Sunday, July 11, 2010
Fitting in the “Final Four”
The NCAA is expected to announce this week their new format for the Division I Men's tournament, as March Madness now welcomes 68 to the party. The options that have been tossed up are putting the bottom eight teams or last eight at-large teams in the tournament into play-in games, or placing a mixture of both at-large teams and automatic qualifiers.
Let's hope the NCAA chooses the second of those options.
Placing the last eight at-large teams is the most fair and logical option in this tournament. I know my friends in the SWAC would vouch for me here. Is it really fair that Arkansas Pine-Bluff wins their conference, but really "didn't" earn a bid into the Big Dance until they went to Dayton, Ohio and knocked off Winthrop (another automatic bid holder)?
Since the NCAA established the "play-in" game, the SWAC champion has been sent to Dayton five times. That sullies the traditions of what March Madness is all about. Every conference gets a team in the show. And, despite most of the smaller conferences not going deep in the tournament (save the Horizon's Butler, of course), each conference champion should be automatically eliminated from play-in game contention.
So what do you think would happen if the lowest eight seeds went into play-in games? Basically, it'd mean eight conference tournament champions would get to enjoy Dayton. No offense to Dayton, but that's not what these teams were looking forward to.
Mixing up the teams wouldn't work either. Make the tournament simple: put the true bubble teams on the hot seat. Does a team with a near .500 record in a major conference really deserve a free ride in? Let's make these teams that are clawing at the last second claw for forty more minutes.

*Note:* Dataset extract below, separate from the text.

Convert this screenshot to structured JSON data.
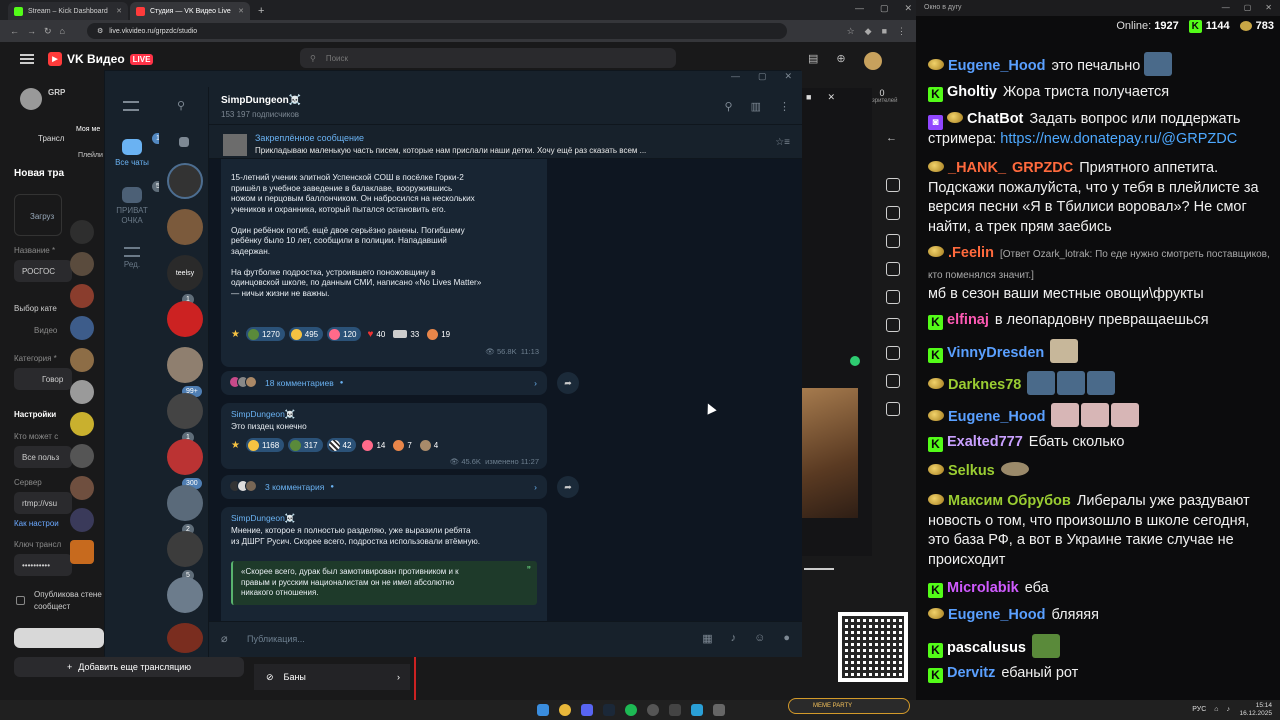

Furthermore, the question arises as to what seed the play-in winners should earn. Since we've ruled out the bottom eight teams, we obviously can't choose the 16 seed. Most would lean towards the 12 seed, but tend to disagree on this. What did the fifth-ranked seeds ever do to get 12 seeds that are so under-ranked?
The answer? Put them in the nine slot. Make the bubble teams earn their keep. They get to play a fairly tough play-in game, take on a decent team in the next game, and then take on the top seed.
We'll see how things turn out next week. If history precedes itself, the NCAA will probably take the most controversial route. However, if they choose the right way, March Madness might have made a great move in adding those four last invites.